Tuesday, 28 July 2009

Bacon and Twitter: a marriage made in heaven

Would you be surprised to learn that the most followed British celebrity on Twitter isn't Stephen Fry? How about if I told you it was Richard Bacon?

Yes, really. He of getting sacked from Blue Peter fame. He of occasional not being the MP Richard Bacon confusion. And he of the voiceover to Blockbuster ads.

So, what is it that has made a former second or even third fiddle to a pair of annoying puppets at least two whole @wittertainments (i.e. more than 50,000 followers) more popular than all-round national treasure, Apple fanatic and cuddly uber-geek, Mr Stephen Fry?

The somewhat surprising answer would appear to be: late night national radio.

Certainly Richard Bacon has TV presence, too, but it's hardly on the scale or noticeability of Stephen Fry's, or even that of Jonathan Ross, say - much of it, for one thing, being voiceover work. Neither is he a renowned blogger and technophile, as far as I'm aware. But what he does have is a a late night national radio show - four nights a week, between 10pm and 1am, on BBC 5live - and, most crucially, the Special Half Hour.

Notorious as a time listeners switch off and go to bed, Bacon decided to make the last 30 minutes of his show into a sort of secret club or community. It isn't trailed or even mentioned during the rest of the show, but as soon as it hits 12:30am, to quote Jane Graham in The Guardian, "[w]hat changes is Richard's tone, which becomes honeyed and familial, and is used to punctuate the show with regular reminders that we are now cocooned within the Special Half Hour and we are his 'favourite listeners'", as well as - more recently - some SHH-only special features such as listeners recording Jeremy Kyle re-enactments (other listeners have to guess the show's subtitle). Supporting all this is a Facebook Group and Richard's frequently updated Twitter account.

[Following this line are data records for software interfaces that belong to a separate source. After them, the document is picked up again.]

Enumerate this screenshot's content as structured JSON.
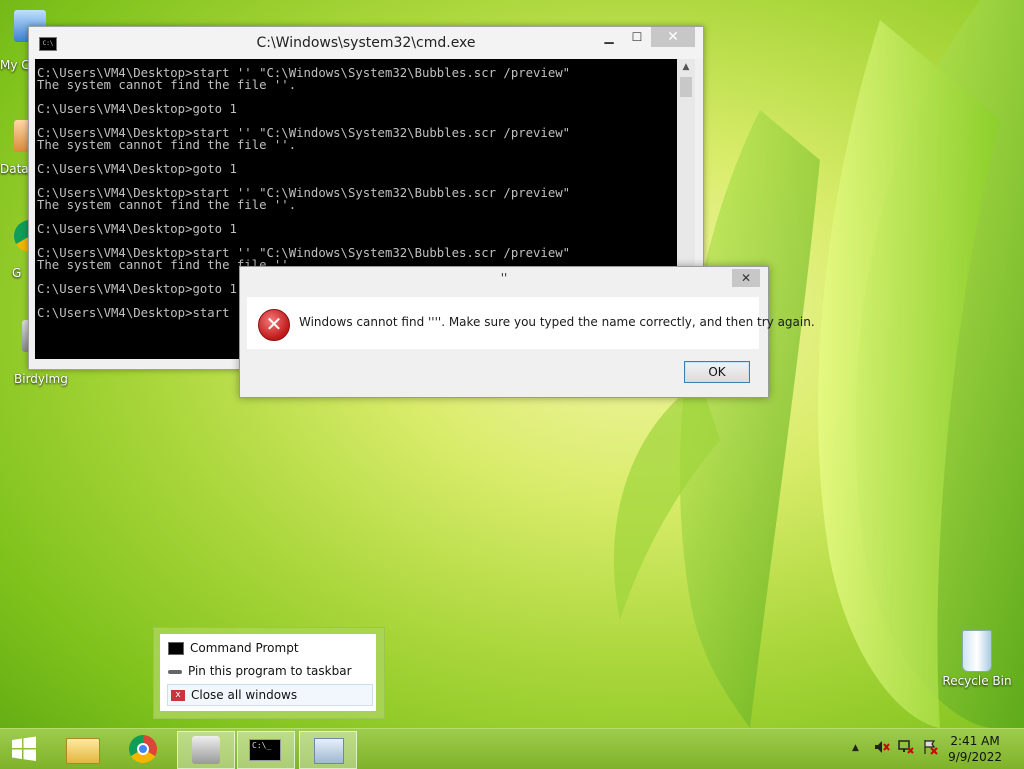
{
  "desktop": {
    "icons": [
      {
        "label": "My C"
      },
      {
        "label": "Data"
      },
      {
        "label": "G"
      },
      {
        "label": "BirdyImg"
      },
      {
        "label": "Recycle Bin"
      }
    ]
  },
  "cmd_window": {
    "title": "C:\\Windows\\system32\\cmd.exe",
    "minimize": "▁",
    "maximize": "☐",
    "close": "✕",
    "output": "C:\\Users\\VM4\\Desktop>start '' \"C:\\Windows\\System32\\Bubbles.scr /preview\"\nThe system cannot find the file ''.\n\nC:\\Users\\VM4\\Desktop>goto 1\n\nC:\\Users\\VM4\\Desktop>start '' \"C:\\Windows\\System32\\Bubbles.scr /preview\"\nThe system cannot find the file ''.\n\nC:\\Users\\VM4\\Desktop>goto 1\n\nC:\\Users\\VM4\\Desktop>start '' \"C:\\Windows\\System32\\Bubbles.scr /preview\"\nThe system cannot find the file ''.\n\nC:\\Users\\VM4\\Desktop>goto 1\n\nC:\\Users\\VM4\\Desktop>start '' \"C:\\Windows\\System32\\Bubbles.scr /preview\"\nThe system cannot find the file ''.\n\nC:\\Users\\VM4\\Desktop>goto 1\n\nC:\\Users\\VM4\\Desktop>start"
  },
  "error_dialog": {
    "title": "''",
    "close": "✕",
    "message": "Windows cannot find ''''. Make sure you typed the name correctly, and then try again.",
    "ok_label": "OK"
  },
  "jump_list": {
    "items": [
      {
        "label": "Command Prompt",
        "icon": "cmd-icon"
      },
      {
        "label": "Pin this program to taskbar",
        "icon": "pin-icon"
      },
      {
        "label": "Close all windows",
        "icon": "close-icon"
      }
    ]
  },
  "taskbar": {
    "buttons": [
      "start-icon",
      "file-explorer-icon",
      "chrome-icon",
      "birdy-icon",
      "cmd-icon",
      "monitor-app-icon"
    ],
    "tray_arrow": "▲",
    "clock_time": "2:41 AM",
    "clock_date": "9/9/2022"
  },
  "colors": {
    "accent_green": "#8fc33a",
    "error_red": "#c01818",
    "console_bg": "#000000",
    "console_fg": "#c0c0c0"
  }
}
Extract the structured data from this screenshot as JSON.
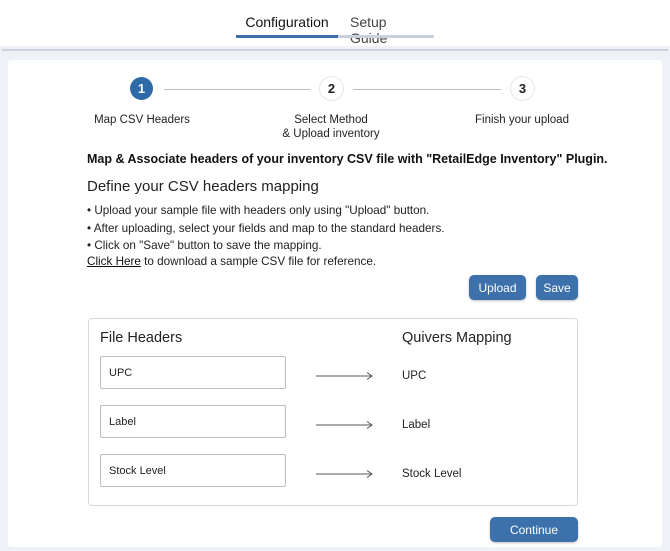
{
  "tabs": [
    {
      "label": "Configuration",
      "active": true
    },
    {
      "label": "Setup Guide",
      "active": false
    }
  ],
  "stepper": {
    "steps": [
      {
        "number": "1",
        "label_line1": "Map CSV Headers",
        "label_line2": ""
      },
      {
        "number": "2",
        "label_line1": "Select Method",
        "label_line2": "& Upload inventory"
      },
      {
        "number": "3",
        "label_line1": "Finish your upload",
        "label_line2": ""
      }
    ],
    "active_step": 1
  },
  "heading": "Map & Associate headers of your inventory CSV file with \"RetailEdge Inventory\" Plugin.",
  "subheading": "Define your CSV headers mapping",
  "bullets": [
    "• Upload your sample file with headers only using \"Upload\" button.",
    "• After uploading, select your fields and map to the standard headers.",
    "• Click on \"Save\" button to save the mapping."
  ],
  "sample_link": {
    "link_text": "Click Here",
    "rest_text": " to download a sample CSV file for reference."
  },
  "buttons": {
    "upload": "Upload",
    "save": "Save",
    "continue": "Continue"
  },
  "mapping": {
    "left_title": "File Headers",
    "right_title": "Quivers Mapping",
    "rows": [
      {
        "field_value": "UPC",
        "mapped_to": "UPC"
      },
      {
        "field_value": "Label",
        "mapped_to": "Label"
      },
      {
        "field_value": "Stock Level",
        "mapped_to": "Stock Level"
      }
    ]
  },
  "colors": {
    "accent": "#3d71ab",
    "active_step": "#2f6aa8",
    "inactive_tab_underline": "#c7d0dc"
  }
}
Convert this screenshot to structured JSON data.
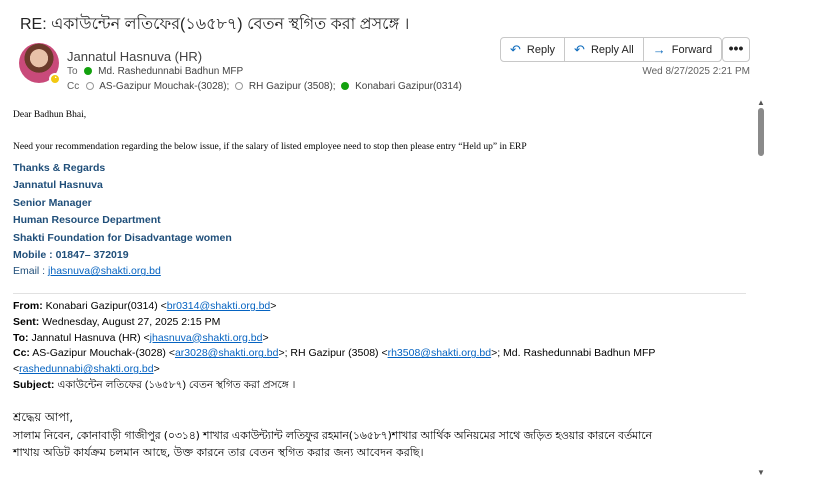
{
  "subject": "RE: একাউন্টেন লতিফের(১৬৫৮৭) বেতন স্থগিত করা প্রসঙ্গে ।",
  "sender": {
    "name": "Jannatul Hasnuva (HR)"
  },
  "to": {
    "label": "To",
    "name": "Md. Rashedunnabi Badhun MFP"
  },
  "cc": {
    "label": "Cc",
    "recipients": [
      "AS-Gazipur Mouchak-(3028);",
      "RH Gazipur (3508);",
      "Konabari Gazipur(0314)"
    ]
  },
  "actions": {
    "reply": "Reply",
    "reply_all": "Reply All",
    "forward": "Forward",
    "more": "•••"
  },
  "date": "Wed 8/27/2025 2:21 PM",
  "body": {
    "greeting": "Dear Badhun Bhai,",
    "message": "Need your recommendation regarding the below issue, if the salary of listed employee need to stop then please entry “Held up” in ERP",
    "signature": [
      "Thanks & Regards",
      "Jannatul Hasnuva",
      "Senior Manager",
      "Human Resource Department",
      "Shakti Foundation for Disadvantage women",
      "Mobile : 01847– 372019"
    ],
    "email_label": "Email  :",
    "email": "jhasnuva@shakti.org.bd"
  },
  "forwarded": {
    "from_label": "From:",
    "from_name": "Konabari Gazipur(0314) <",
    "from_email": "br0314@shakti.org.bd",
    "from_end": ">",
    "sent_label": "Sent:",
    "sent": "Wednesday, August 27, 2025 2:15 PM",
    "to_label": "To:",
    "to_name": "Jannatul Hasnuva (HR) <",
    "to_email": "jhasnuva@shakti.org.bd",
    "to_end": ">",
    "cc_label": "Cc:",
    "cc_1": "AS-Gazipur Mouchak-(3028) <",
    "cc_1_email": "ar3028@shakti.org.bd",
    "cc_2": ">; RH Gazipur (3508) <",
    "cc_2_email": "rh3508@shakti.org.bd",
    "cc_3": ">; Md. Rashedunnabi Badhun MFP",
    "cc_4": "<",
    "cc_3_email": "rashedunnabi@shakti.org.bd",
    "cc_end": ">",
    "subject_label": "Subject:",
    "subject": "একাউন্টেন লতিফের (১৬৫৮৭) বেতন স্থগিত করা প্রসঙ্গে ।",
    "bangla_greeting": "শ্রদ্ধেয় আপা,",
    "bangla_line1": "সালাম নিবেন, কোনাবাড়ী গাজীপুর (০৩১৪) শাখার একাউন্ট্যান্ট লতিফুর রহমান(১৬৫৮৭)শাখার আর্থিক অনিয়মের সাথে জড়িত হওয়ার কারনে বর্তমানে",
    "bangla_line2": "শাখায় অডিট কার্যক্রম চলমান আছে, উক্ত কারনে তার বেতন স্থগিত করার জন্য আবেদন করছি।"
  }
}
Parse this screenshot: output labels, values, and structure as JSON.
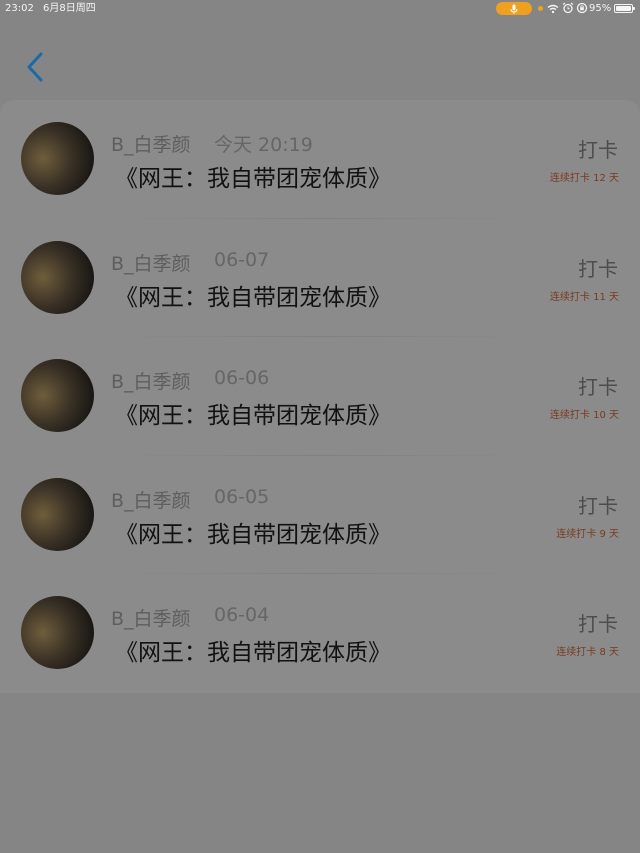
{
  "status_bar": {
    "time": "23:02",
    "date": "6月8日周四",
    "battery": "95%",
    "accent_color": "#f0a020"
  },
  "nav": {
    "back_icon": "chevron-left-icon",
    "accent_color": "#1a6aa8"
  },
  "items": [
    {
      "user": "B_白季颜",
      "time": "今天 20:19",
      "title": "《网王：我自带团宠体质》",
      "action": "打卡",
      "streak": "连续打卡 12 天"
    },
    {
      "user": "B_白季颜",
      "time": "06-07",
      "title": "《网王：我自带团宠体质》",
      "action": "打卡",
      "streak": "连续打卡 11 天"
    },
    {
      "user": "B_白季颜",
      "time": "06-06",
      "title": "《网王：我自带团宠体质》",
      "action": "打卡",
      "streak": "连续打卡 10 天"
    },
    {
      "user": "B_白季颜",
      "time": "06-05",
      "title": "《网王：我自带团宠体质》",
      "action": "打卡",
      "streak": "连续打卡 9 天"
    },
    {
      "user": "B_白季颜",
      "time": "06-04",
      "title": "《网王：我自带团宠体质》",
      "action": "打卡",
      "streak": "连续打卡 8 天"
    }
  ]
}
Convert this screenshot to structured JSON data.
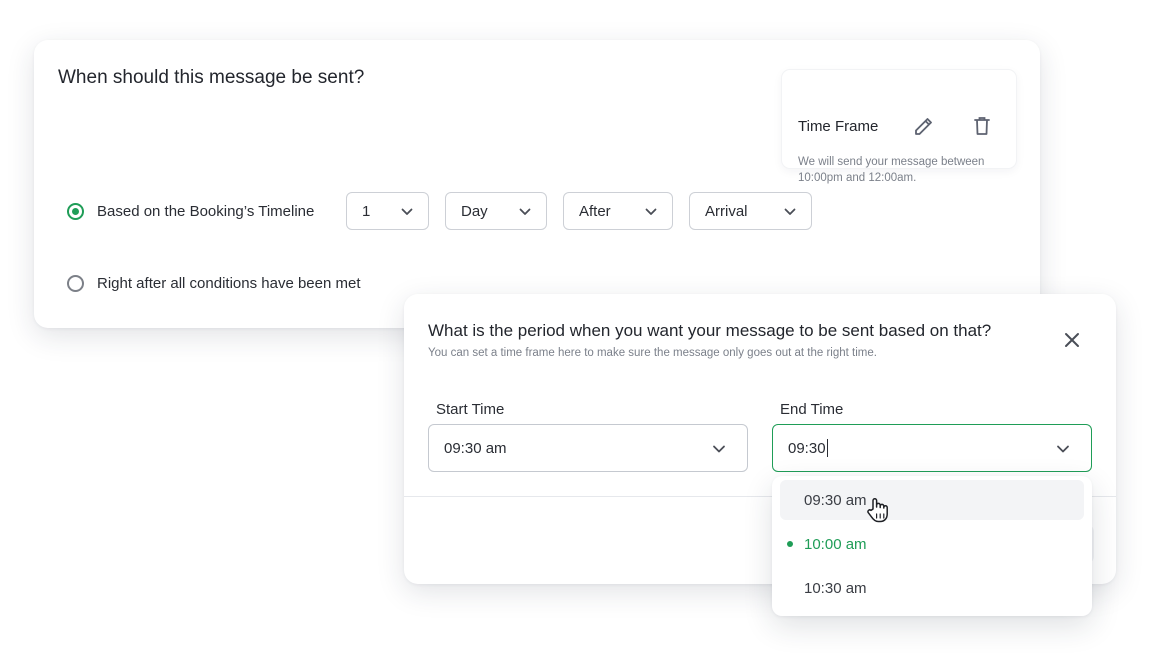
{
  "main": {
    "title": "When should this message be sent?",
    "time_frame": {
      "title": "Time Frame",
      "description": "We will send your message between 10:00pm and 12:00am.",
      "edit_icon": "pencil-icon",
      "delete_icon": "trash-icon"
    },
    "options": [
      {
        "label": "Based on the Booking’s Timeline",
        "selected": true
      },
      {
        "label": "Right after all conditions have been met",
        "selected": false
      }
    ],
    "selects": {
      "number": "1",
      "unit": "Day",
      "relation": "After",
      "event": "Arrival"
    }
  },
  "modal": {
    "title": "What is the period when you want your message to be sent based on that?",
    "subtitle": "You can set a time frame here to make sure the message only goes out at the right time.",
    "start_label": "Start Time",
    "start_value": "09:30 am",
    "end_label": "End Time",
    "end_value": "09:30",
    "close_icon": "close-icon"
  },
  "dropdown": {
    "options": [
      {
        "label": "09:30 am",
        "hovered": true
      },
      {
        "label": "10:00 am",
        "selected": true
      },
      {
        "label": "10:30 am"
      }
    ]
  },
  "colors": {
    "accent": "#1f9d57",
    "text": "#2a2d34",
    "muted": "#7b808a",
    "border": "#cdd0d6"
  }
}
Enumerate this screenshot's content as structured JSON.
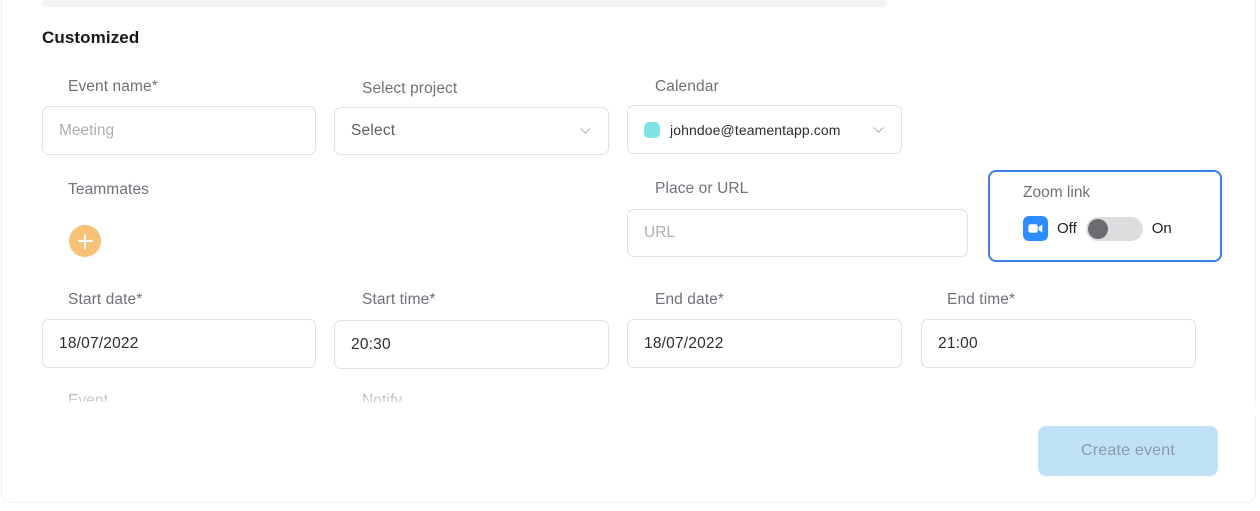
{
  "section": {
    "title": "Customized"
  },
  "fields": {
    "event_name": {
      "label": "Event name*",
      "placeholder": "Meeting",
      "value": ""
    },
    "select_project": {
      "label": "Select project",
      "value": "Select",
      "chevron": "chevron-down-icon"
    },
    "calendar": {
      "label": "Calendar",
      "value": "johndoe@teamentapp.com",
      "swatch_color": "#7fe3e3",
      "chevron": "chevron-down-icon"
    },
    "teammates": {
      "label": "Teammates",
      "add_button_label": "+",
      "add_button_color": "#f7c278"
    },
    "place_or_url": {
      "label": "Place or URL",
      "placeholder": "URL",
      "value": ""
    },
    "start_date": {
      "label": "Start date*",
      "value": "18/07/2022"
    },
    "start_time": {
      "label": "Start time*",
      "value": "20:30"
    },
    "end_date": {
      "label": "End date*",
      "value": "18/07/2022"
    },
    "end_time": {
      "label": "End time*",
      "value": "21:00"
    },
    "clipped_left": {
      "label": "Event"
    },
    "clipped_right": {
      "label": "Notify"
    }
  },
  "zoom_link": {
    "label": "Zoom link",
    "off_label": "Off",
    "on_label": "On",
    "state": "off",
    "icon": "zoom-video-icon",
    "highlight_color": "#3f80e0",
    "icon_color": "#2d8cff"
  },
  "footer": {
    "create_button_label": "Create event",
    "create_button_color": "#bfe2f7",
    "create_button_text_color": "#8a9aa6"
  }
}
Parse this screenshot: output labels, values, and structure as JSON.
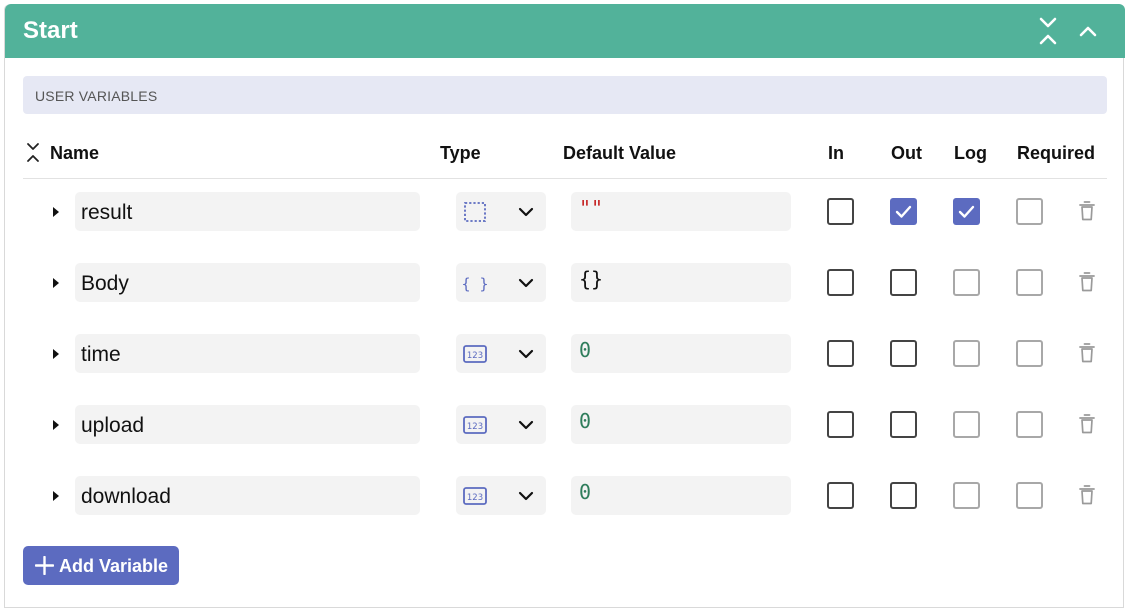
{
  "panel": {
    "title": "Start",
    "color": "#52b29a",
    "collapse_all_icon": "collapse-vertical-icon",
    "collapse_icon": "chevron-up-icon"
  },
  "section": {
    "label": "USER VARIABLES"
  },
  "columns": {
    "name": "Name",
    "type": "Type",
    "default_value": "Default Value",
    "in": "In",
    "out": "Out",
    "log": "Log",
    "required": "Required"
  },
  "variables": [
    {
      "name": "result",
      "type_icon": "any-type-icon",
      "default_value": "\"\"",
      "value_kind": "string",
      "in": false,
      "out": true,
      "log": true,
      "log_enabled": true,
      "required": false
    },
    {
      "name": "Body",
      "type_icon": "object-type-icon",
      "default_value": "{}",
      "value_kind": "object",
      "in": false,
      "out": false,
      "log": false,
      "log_enabled": false,
      "required": false
    },
    {
      "name": "time",
      "type_icon": "number-type-icon",
      "default_value": "0",
      "value_kind": "number",
      "in": false,
      "out": false,
      "log": false,
      "log_enabled": false,
      "required": false
    },
    {
      "name": "upload",
      "type_icon": "number-type-icon",
      "default_value": "0",
      "value_kind": "number",
      "in": false,
      "out": false,
      "log": false,
      "log_enabled": false,
      "required": false
    },
    {
      "name": "download",
      "type_icon": "number-type-icon",
      "default_value": "0",
      "value_kind": "number",
      "in": false,
      "out": false,
      "log": false,
      "log_enabled": false,
      "required": false
    }
  ],
  "add_button": {
    "label": "Add Variable",
    "color": "#5c6bc0"
  }
}
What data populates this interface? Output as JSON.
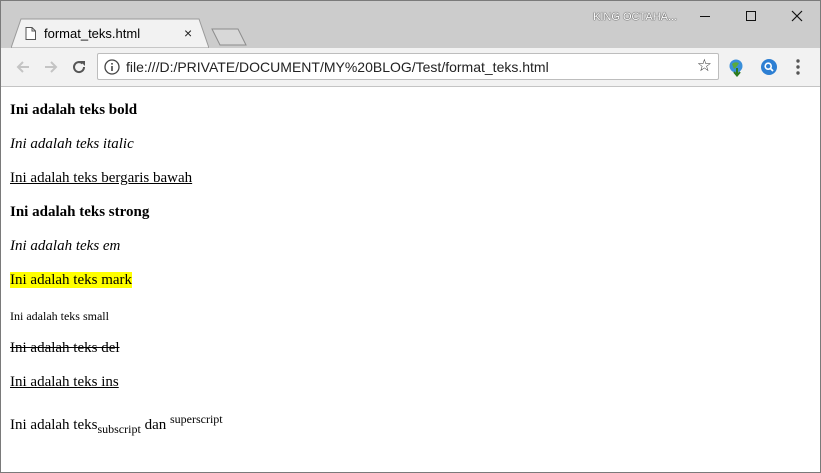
{
  "tab": {
    "title": "format_teks.html",
    "close": "×"
  },
  "window": {
    "user_name": "KING OCTAHA..."
  },
  "address_bar": {
    "url": "file:///D:/PRIVATE/DOCUMENT/MY%20BLOG/Test/format_teks.html"
  },
  "icons": {
    "page": "page-icon",
    "close": "close-icon",
    "minimize": "minimize-icon",
    "maximize": "maximize-icon",
    "window_close": "window-close-icon",
    "back": "back-arrow-icon",
    "forward": "forward-arrow-icon",
    "reload": "reload-icon",
    "info": "info-icon",
    "star": "star-icon",
    "globe": "globe-download-icon",
    "search": "search-extension-icon",
    "menu": "kebab-menu-icon"
  },
  "content": {
    "bold": "Ini adalah teks bold",
    "italic": "Ini adalah teks italic",
    "underline": "Ini adalah teks bergaris bawah",
    "strong": "Ini adalah teks strong",
    "em": "Ini adalah teks em",
    "mark": "Ini adalah teks mark",
    "small": "Ini adalah teks small",
    "del": "Ini adalah teks del",
    "ins": "Ini adalah teks ins",
    "sub_prefix": "Ini adalah teks",
    "subscript": "subscript",
    "sub_middle": " dan ",
    "superscript": "superscript"
  },
  "colors": {
    "mark_highlight": "#ffff00",
    "titlebar": "#cccccc",
    "toolbar": "#f2f2f2"
  }
}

We've probably all read about how the internet has been a boon to radio, but here what's also at play seems to be the live element of the show - listening later on iPlayer, or to the podcast of the week's highlights, you lose that sense of everyone listening together, secretly, at the same time. The internet plays an important role, certainly, but it's only a part of the SHH's success.

Ultimately, what I think Richard Bacon's overtaking of Stephen Fry on Twitter perhaps shows us most clearly, then, is an unusually good example of mutually beneficial symbiosis between "old media" and "new media" - not to mention the power of word of mouth, likability, and a flair for building community. Or on the other hand, maybe there's just a remarkable overlap in demographics between Twitter users and people who like Richard Bacon? Whatever the case, though, there's something to be learned from it all.

Talking of radio

Remember how teenagers don't listen to radio or use Twitter? Well, here's How 31 Year Olds Consume Media. As the author says, "Don't expect it to make the front page of the FT any time soon though."

1 comment:

forgetmenot525 said...

special half hour club FINISHED ?? not good, somehow I always seem to listen to it and soon it will be no more.